But in developing this research, we also found promise. Promise that these frustrations were shared by humanitarian practitioners and senior aid officials, host and donor governments and even the stalwarts of the sector, who were finding it more difficult to do their jobs, amid inadequate funding and political support, inadequate political support and public scepticism about the purpose and point of aid. Promise that, perhaps, the WHS, in its run-up and its follow-up, had amplified uncommon voices, brought together ‘coalitions of the willing’ among both aid insiders and outsiders and generated momentum for change. Promise that many living in and around crises were be sufficiently inspired, resourced and networked to be engaged and supported as responders on their own behalf.
The aim of the project was not to suggest that reorganisation or system change would automatically lead to better humanitarian outcomes. Any reform of humanitarian action would still be confronted with external politics and patterns of power, military imperatives and the brutishness of war, and would remain constrained by a lack of power to control or influence these dynamics. But we thought that, by imagining a more adaptable, flexible and transparent form of humanitarian action, and doing more to capitalise on the skills, capacities and ingenuity of those outside the formal system, the sector would be better equipped to confront the exigencies of today’s crises.
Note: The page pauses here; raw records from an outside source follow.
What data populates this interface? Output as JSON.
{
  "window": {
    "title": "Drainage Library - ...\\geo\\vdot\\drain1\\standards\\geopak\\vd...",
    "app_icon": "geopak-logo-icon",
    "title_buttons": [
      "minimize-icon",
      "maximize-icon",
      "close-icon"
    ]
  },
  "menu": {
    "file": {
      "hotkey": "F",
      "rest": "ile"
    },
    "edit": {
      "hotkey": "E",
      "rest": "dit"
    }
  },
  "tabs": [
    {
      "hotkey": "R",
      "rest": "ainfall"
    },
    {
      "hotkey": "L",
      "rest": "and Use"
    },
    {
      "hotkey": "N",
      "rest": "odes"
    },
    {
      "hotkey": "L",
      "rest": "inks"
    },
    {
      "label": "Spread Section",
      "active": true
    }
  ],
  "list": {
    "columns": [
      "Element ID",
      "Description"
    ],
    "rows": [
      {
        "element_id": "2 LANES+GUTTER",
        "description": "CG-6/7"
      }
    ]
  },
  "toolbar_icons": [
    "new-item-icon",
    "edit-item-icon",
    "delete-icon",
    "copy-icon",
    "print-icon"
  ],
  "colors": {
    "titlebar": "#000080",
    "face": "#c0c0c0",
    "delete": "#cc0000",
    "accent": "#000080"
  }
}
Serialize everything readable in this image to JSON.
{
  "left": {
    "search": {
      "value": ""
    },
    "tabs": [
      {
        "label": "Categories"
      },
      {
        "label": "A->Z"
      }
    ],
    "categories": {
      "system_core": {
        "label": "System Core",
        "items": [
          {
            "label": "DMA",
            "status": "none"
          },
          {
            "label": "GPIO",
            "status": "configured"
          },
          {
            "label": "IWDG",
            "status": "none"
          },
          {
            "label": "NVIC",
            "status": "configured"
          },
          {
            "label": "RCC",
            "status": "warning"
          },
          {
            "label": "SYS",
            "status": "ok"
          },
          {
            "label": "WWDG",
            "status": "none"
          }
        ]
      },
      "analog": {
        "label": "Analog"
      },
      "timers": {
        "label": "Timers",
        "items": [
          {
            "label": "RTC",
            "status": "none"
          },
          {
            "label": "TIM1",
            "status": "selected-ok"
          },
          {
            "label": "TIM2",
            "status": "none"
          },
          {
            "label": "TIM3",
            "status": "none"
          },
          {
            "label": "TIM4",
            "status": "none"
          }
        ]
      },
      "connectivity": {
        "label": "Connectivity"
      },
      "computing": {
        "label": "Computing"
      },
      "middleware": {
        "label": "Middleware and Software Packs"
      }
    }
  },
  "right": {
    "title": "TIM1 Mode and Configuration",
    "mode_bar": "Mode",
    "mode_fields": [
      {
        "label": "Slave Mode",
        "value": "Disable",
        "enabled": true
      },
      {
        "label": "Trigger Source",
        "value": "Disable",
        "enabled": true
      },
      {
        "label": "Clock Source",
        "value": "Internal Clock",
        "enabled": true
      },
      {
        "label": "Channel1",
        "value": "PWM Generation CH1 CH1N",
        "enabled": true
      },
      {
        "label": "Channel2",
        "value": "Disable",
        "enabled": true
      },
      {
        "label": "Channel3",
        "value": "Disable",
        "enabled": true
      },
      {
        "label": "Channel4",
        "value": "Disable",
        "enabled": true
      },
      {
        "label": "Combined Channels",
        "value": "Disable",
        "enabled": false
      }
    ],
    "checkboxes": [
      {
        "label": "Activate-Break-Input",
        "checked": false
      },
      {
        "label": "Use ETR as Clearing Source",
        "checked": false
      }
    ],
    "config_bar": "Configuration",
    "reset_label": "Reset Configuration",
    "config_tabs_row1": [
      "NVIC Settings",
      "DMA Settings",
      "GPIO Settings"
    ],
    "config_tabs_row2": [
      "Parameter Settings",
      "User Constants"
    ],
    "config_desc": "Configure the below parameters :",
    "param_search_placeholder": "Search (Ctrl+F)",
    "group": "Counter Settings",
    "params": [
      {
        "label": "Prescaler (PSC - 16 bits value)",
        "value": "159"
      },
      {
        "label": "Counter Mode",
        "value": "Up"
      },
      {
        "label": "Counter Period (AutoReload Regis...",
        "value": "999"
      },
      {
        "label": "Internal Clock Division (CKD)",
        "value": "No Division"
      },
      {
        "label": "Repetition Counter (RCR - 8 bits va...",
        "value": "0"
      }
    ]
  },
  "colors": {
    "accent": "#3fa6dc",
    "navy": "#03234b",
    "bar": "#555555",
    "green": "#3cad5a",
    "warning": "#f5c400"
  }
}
The international humanitarian system needed a rethink, a modernisation, an upgrade, an honest conversation with itself. This project could help catalyse that thinking. Even the name, Constructive Deconstruction, was intended to suggest that reimagining and rebuilding a more transparent system required dismantling what currently exists – at least intellectually – and challenging the values, assumptions and incentives that underpin humanitarian action today.
The research itself was based on the twin methods of deconstruction, using a combination of social science theory and previous analysis of the sector’s architecture, performance and political economy; and reconstruction, reimagining what a more effective humanitarian system would look and act like if we truly ‘put people at the centre’ and designed the system from the perspective of its users up and down the humanitarian value chain.
For this we used Design Thinking, a collaborative tool that mixes empathy with systems design to develop more user-friendly human systems.
What we found throughout the process was that, when you put yourself in other people’s shoes and judge problems from their perspectives, the results can surprise you. In place of politics, mandates and bureaucratic processes emerges compassion, ingenuity and good sense. When viewing the humanitarian system through the lens of its users’ experience – whether a refugee, a local official, a donor, a country director from an international organisation or the head of a local NGO, or a volunteer – its requirements, functions and configurations change.
Our research suggested that before reforming the architecture of the humanitarian system, we must first address what lies beneath.
Read the full report at https://www.odi.org/sites/odi.org.uk/files/resource-documents/12206.pdf